Exercise:
Pick out all lines with the word "Start" from the records that follow.

Records from a data collection:

□ □ □ □ □ □ □

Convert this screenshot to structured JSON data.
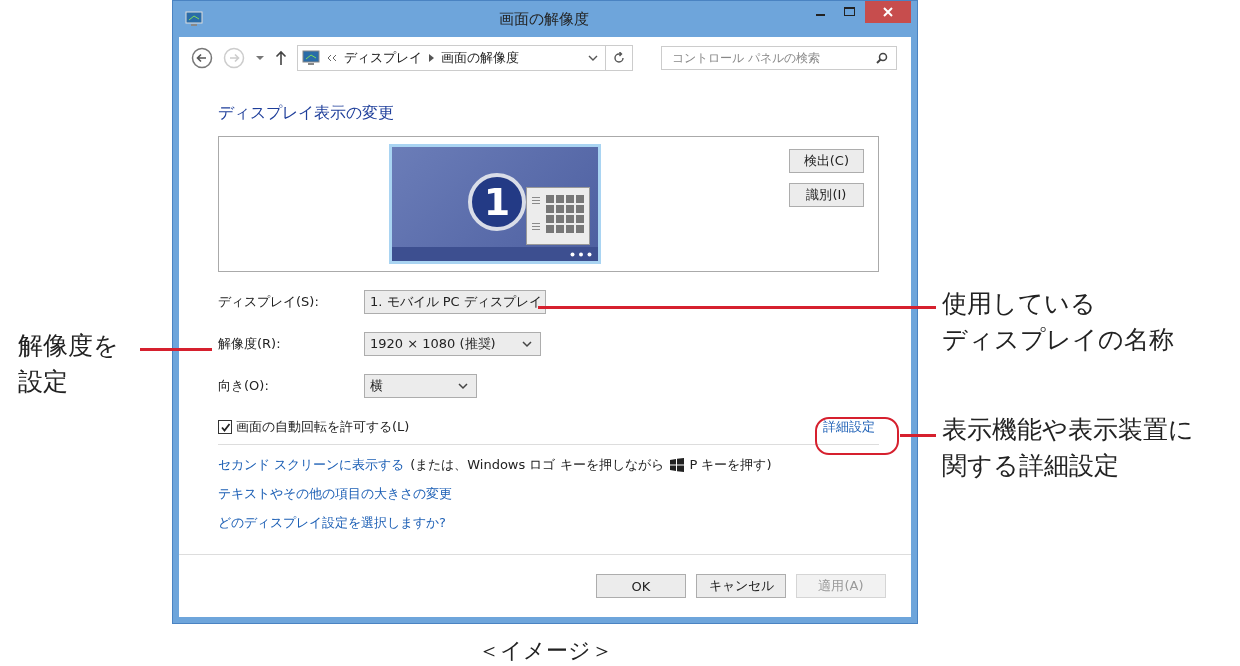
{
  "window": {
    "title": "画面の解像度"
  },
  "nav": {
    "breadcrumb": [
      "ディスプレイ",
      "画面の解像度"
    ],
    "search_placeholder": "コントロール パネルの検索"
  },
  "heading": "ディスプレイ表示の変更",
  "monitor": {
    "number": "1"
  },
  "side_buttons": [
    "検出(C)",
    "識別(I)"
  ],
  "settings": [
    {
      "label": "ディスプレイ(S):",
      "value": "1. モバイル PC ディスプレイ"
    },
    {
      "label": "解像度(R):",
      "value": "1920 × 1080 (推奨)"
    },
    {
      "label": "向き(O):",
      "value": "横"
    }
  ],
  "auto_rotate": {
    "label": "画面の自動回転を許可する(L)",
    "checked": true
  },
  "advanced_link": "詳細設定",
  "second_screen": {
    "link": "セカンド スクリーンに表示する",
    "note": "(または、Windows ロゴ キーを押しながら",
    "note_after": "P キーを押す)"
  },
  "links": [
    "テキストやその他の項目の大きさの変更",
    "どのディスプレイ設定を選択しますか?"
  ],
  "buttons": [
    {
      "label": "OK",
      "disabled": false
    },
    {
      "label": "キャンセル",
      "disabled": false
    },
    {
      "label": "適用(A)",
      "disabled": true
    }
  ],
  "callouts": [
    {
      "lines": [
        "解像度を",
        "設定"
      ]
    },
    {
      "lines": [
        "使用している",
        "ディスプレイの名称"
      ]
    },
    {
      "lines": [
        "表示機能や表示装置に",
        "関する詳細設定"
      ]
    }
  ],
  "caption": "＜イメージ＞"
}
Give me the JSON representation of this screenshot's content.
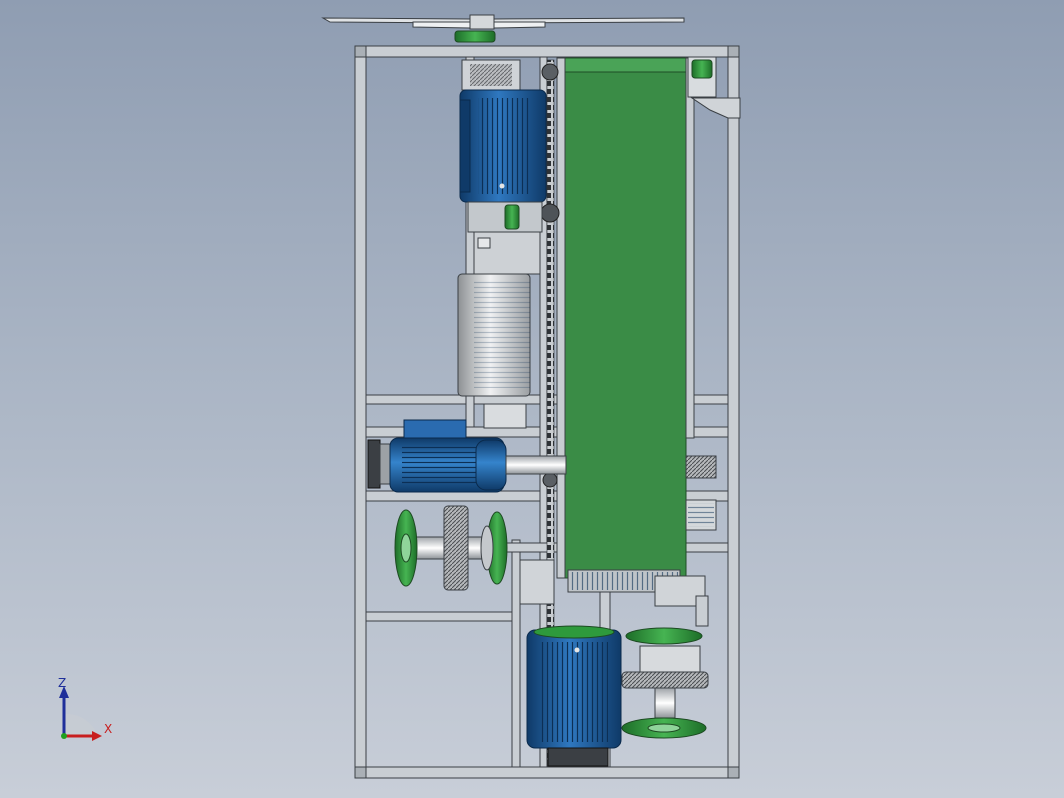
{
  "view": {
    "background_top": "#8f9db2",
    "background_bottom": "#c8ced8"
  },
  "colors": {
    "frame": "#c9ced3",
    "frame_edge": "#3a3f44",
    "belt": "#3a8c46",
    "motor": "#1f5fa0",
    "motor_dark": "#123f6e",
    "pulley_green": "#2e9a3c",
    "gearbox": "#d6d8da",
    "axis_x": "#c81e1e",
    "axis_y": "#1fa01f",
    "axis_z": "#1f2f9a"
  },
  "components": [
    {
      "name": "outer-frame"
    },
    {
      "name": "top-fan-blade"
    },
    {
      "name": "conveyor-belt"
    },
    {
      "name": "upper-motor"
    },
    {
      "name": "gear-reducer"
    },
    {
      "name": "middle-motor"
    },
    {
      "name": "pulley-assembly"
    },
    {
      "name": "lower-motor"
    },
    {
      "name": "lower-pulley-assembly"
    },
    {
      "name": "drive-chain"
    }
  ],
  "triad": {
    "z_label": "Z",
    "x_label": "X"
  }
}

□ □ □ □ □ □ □

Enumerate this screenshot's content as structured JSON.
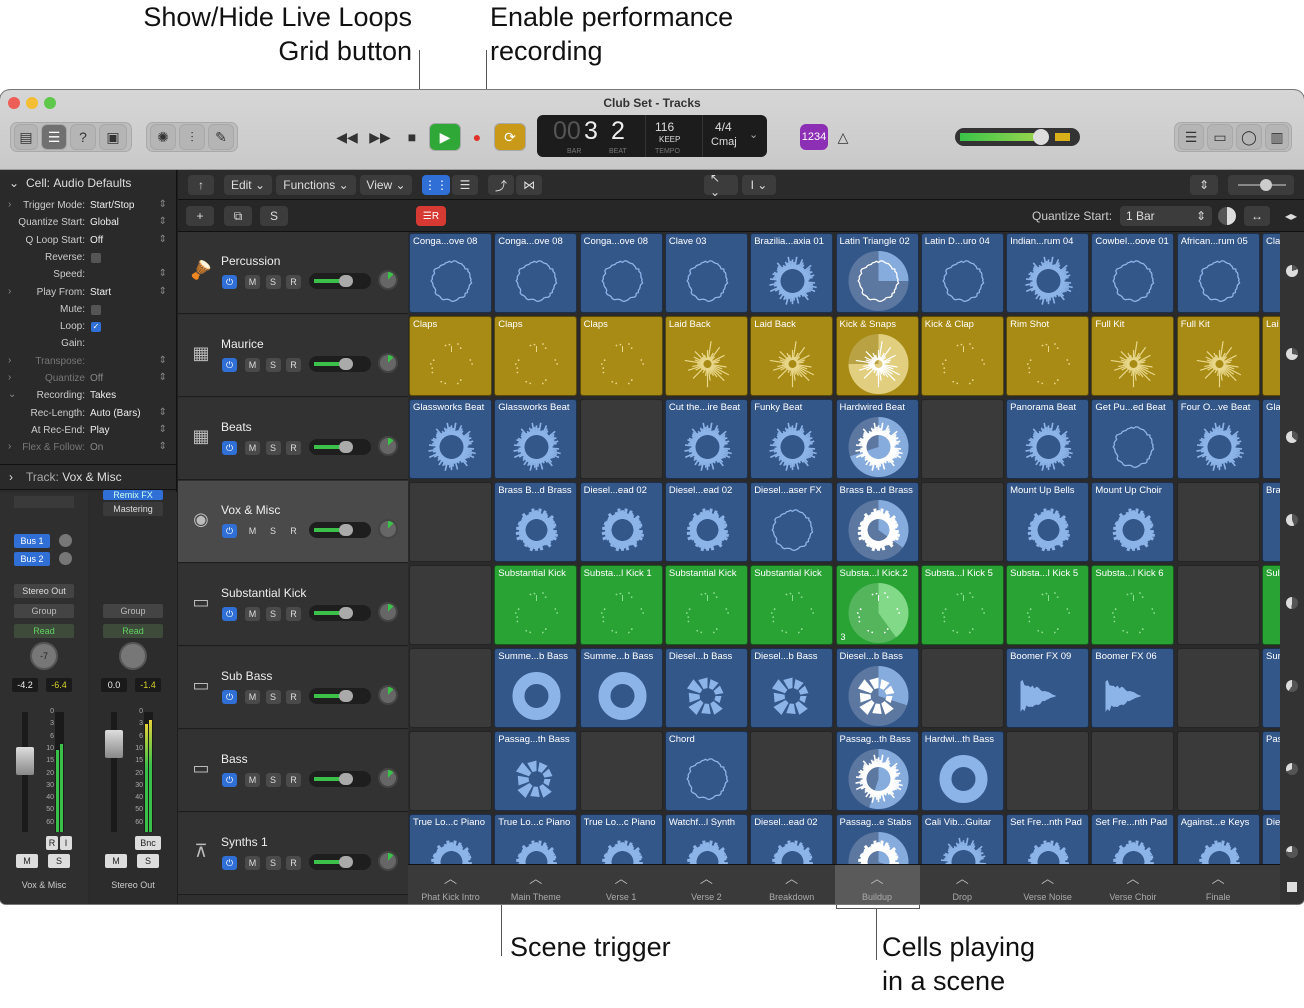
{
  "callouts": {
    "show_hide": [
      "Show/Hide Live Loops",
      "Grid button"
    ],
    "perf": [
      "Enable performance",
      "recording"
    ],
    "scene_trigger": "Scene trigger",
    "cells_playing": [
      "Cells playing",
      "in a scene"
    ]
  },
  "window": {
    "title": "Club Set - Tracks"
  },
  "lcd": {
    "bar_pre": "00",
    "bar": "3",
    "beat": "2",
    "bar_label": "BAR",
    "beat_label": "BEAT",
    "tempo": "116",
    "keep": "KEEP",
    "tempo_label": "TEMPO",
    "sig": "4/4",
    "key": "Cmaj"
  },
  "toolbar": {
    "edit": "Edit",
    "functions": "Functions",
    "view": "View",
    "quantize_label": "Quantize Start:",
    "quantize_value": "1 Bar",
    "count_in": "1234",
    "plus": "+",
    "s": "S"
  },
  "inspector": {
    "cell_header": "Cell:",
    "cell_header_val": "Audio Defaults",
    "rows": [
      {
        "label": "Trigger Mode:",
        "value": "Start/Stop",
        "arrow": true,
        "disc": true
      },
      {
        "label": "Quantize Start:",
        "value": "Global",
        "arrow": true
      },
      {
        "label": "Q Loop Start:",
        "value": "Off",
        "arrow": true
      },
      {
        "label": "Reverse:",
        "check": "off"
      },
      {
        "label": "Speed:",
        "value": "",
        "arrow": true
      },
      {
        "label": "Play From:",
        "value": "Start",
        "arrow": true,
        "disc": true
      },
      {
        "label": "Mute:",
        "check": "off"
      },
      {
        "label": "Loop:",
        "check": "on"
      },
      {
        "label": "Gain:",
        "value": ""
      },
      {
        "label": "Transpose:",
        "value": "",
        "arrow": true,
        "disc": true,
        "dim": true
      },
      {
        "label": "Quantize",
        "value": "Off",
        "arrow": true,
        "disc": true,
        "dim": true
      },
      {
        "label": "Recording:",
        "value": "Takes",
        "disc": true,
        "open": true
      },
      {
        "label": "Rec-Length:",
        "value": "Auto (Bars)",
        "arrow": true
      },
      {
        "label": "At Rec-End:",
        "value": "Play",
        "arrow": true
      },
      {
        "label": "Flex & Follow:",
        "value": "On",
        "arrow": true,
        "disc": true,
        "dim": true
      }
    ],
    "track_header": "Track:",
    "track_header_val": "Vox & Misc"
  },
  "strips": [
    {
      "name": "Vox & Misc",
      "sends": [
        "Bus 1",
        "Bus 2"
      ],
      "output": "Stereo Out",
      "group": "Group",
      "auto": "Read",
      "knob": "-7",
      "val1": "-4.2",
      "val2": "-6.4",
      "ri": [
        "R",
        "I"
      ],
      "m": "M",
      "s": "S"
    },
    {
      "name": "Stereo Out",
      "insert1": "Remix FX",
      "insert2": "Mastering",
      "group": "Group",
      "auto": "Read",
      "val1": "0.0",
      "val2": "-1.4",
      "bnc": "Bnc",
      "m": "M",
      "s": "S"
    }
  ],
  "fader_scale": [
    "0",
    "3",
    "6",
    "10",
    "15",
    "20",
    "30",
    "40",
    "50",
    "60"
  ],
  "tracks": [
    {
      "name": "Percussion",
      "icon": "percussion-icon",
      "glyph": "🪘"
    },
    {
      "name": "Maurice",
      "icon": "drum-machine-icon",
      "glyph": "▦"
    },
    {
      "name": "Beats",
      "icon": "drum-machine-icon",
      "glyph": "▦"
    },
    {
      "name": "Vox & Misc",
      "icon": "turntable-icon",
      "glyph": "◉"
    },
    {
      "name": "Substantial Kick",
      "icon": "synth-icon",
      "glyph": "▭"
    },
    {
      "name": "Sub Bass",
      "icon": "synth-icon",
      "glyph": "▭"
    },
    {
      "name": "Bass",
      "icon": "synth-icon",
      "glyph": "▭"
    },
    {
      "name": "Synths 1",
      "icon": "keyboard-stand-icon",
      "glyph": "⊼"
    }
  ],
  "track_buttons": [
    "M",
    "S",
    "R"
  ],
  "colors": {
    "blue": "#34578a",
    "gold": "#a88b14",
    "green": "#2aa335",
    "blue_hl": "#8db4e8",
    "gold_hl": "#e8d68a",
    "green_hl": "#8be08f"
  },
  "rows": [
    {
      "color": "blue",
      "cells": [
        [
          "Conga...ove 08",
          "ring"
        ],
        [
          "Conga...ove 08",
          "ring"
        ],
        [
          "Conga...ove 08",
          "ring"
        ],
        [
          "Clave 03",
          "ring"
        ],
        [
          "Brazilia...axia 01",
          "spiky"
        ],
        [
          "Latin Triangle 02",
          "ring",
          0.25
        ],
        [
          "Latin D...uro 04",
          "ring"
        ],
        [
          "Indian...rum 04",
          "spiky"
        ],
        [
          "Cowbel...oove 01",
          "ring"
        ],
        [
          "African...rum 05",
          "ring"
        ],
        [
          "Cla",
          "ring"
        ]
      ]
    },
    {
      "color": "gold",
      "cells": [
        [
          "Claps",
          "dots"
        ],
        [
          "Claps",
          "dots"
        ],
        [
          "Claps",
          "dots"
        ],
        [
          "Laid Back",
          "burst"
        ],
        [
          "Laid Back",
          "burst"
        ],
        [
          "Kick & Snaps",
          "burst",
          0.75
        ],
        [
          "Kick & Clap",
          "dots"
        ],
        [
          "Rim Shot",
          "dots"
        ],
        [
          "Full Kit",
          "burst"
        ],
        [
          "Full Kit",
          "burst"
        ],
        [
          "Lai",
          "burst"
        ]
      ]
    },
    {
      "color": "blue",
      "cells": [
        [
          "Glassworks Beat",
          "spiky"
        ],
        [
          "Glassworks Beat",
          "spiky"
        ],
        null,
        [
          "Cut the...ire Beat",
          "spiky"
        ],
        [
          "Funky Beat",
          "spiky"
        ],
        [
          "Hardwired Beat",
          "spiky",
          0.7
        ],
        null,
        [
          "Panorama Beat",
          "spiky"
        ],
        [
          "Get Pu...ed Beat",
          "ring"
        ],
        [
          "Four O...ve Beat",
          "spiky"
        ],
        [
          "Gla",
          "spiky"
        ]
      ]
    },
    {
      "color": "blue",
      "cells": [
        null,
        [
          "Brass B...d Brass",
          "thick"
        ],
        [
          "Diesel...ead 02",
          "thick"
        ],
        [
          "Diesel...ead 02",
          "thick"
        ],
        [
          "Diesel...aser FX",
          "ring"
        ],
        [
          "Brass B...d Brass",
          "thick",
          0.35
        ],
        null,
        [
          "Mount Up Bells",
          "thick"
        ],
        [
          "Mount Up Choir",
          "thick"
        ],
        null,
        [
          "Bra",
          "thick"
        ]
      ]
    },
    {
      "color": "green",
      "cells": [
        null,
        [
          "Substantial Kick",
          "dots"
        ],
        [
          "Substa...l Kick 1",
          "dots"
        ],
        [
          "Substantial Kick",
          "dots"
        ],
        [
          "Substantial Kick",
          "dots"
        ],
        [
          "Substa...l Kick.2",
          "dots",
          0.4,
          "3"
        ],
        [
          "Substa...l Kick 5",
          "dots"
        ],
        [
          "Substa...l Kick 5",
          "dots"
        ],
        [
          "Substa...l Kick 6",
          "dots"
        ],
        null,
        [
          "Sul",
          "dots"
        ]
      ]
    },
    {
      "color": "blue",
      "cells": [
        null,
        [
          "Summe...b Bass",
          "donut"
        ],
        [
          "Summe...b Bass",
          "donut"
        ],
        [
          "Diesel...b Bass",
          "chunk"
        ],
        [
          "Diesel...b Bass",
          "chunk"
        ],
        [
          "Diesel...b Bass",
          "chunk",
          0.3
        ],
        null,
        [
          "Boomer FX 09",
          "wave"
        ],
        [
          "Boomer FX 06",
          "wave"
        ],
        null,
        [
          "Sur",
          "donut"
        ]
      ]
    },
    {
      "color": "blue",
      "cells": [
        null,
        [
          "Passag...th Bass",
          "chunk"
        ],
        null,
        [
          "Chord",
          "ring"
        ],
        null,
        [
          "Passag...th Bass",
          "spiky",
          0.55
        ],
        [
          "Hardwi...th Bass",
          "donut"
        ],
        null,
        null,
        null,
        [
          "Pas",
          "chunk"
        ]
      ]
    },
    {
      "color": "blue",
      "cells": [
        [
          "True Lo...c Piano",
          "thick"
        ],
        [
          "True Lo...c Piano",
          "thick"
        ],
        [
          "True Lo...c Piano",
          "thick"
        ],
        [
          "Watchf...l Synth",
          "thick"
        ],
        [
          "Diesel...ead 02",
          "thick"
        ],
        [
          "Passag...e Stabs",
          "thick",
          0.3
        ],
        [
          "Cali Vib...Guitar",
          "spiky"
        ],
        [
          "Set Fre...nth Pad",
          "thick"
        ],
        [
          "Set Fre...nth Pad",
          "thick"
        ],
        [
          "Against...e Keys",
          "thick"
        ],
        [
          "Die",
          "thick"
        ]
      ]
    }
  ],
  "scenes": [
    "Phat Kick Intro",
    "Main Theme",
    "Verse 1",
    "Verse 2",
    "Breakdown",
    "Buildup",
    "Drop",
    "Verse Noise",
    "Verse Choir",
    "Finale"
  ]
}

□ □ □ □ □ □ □

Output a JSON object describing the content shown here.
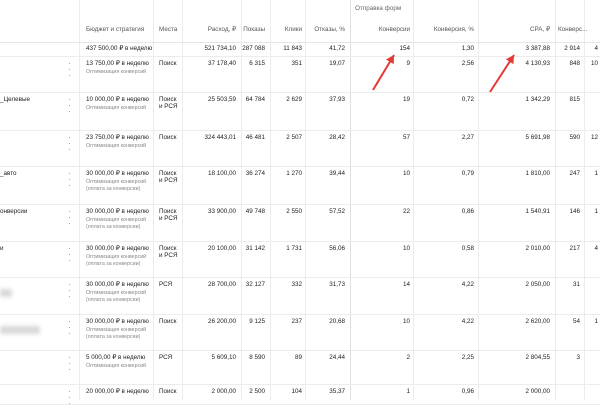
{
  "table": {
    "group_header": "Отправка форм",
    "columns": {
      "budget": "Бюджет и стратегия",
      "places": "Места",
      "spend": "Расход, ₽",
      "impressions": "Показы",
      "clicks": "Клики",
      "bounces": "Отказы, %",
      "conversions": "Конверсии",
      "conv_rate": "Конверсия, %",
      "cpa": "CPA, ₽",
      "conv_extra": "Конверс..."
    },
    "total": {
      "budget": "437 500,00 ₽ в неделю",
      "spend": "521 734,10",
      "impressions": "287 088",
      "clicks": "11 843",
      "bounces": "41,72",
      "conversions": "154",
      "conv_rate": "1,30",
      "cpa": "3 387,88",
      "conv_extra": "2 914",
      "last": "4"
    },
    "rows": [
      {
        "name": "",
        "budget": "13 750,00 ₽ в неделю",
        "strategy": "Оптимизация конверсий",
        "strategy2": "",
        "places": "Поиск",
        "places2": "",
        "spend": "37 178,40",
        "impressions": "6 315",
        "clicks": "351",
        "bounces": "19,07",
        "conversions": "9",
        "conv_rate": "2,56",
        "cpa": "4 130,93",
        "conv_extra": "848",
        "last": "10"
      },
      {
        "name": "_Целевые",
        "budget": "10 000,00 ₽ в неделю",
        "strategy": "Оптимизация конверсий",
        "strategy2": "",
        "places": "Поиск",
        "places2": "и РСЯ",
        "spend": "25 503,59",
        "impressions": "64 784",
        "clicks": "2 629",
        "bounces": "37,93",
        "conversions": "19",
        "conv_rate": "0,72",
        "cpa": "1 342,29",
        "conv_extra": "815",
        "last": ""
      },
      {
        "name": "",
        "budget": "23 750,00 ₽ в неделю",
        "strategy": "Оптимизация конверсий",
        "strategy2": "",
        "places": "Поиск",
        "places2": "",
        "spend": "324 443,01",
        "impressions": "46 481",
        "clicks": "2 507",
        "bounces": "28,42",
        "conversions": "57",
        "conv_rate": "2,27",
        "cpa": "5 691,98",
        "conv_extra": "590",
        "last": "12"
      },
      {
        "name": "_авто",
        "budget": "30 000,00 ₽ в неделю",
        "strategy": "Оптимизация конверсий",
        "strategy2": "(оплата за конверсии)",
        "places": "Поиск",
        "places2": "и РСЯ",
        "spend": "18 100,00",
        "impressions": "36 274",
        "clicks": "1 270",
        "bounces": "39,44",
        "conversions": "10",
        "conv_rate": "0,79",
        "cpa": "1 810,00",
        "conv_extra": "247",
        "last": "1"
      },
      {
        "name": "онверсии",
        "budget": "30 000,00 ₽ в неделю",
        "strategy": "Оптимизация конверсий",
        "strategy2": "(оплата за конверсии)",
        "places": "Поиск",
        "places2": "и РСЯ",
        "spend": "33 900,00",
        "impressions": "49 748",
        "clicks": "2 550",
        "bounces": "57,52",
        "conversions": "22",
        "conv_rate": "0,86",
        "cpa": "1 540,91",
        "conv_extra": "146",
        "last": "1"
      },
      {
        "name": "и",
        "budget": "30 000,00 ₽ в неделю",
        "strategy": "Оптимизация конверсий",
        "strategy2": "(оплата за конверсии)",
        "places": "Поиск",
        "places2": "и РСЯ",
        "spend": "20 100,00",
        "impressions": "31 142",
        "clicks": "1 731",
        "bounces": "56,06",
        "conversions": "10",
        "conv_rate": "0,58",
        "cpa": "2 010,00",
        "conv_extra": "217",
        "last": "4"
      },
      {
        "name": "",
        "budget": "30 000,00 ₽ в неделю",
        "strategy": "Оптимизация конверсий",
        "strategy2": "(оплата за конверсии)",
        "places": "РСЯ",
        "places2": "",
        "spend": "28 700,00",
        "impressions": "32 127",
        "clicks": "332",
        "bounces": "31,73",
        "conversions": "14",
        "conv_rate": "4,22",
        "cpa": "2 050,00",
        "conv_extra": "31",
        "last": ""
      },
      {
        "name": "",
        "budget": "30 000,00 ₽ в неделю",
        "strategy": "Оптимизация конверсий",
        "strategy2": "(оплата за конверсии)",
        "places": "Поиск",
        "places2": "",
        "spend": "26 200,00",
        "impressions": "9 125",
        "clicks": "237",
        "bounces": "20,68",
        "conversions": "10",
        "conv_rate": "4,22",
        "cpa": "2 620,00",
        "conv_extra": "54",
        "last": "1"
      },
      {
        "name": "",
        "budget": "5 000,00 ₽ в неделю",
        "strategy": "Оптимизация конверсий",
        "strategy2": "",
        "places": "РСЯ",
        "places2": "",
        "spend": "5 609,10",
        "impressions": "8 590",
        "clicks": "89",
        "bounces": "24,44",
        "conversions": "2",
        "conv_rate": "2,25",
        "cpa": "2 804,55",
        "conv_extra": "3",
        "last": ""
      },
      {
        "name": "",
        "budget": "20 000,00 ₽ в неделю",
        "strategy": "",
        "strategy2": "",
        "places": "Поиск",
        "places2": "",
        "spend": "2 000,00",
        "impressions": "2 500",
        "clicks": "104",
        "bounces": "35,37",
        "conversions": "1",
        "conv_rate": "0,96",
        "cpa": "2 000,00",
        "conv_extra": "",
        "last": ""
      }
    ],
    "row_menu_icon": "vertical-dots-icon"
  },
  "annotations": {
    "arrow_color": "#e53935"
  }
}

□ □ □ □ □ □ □

Response to this task:
    "quantize_label": "Quantize Start:",
        "value": "Start/Stop",
        "label": "Quantize Start:",
        "label": "Q Loop Start:",
        "value": "Start",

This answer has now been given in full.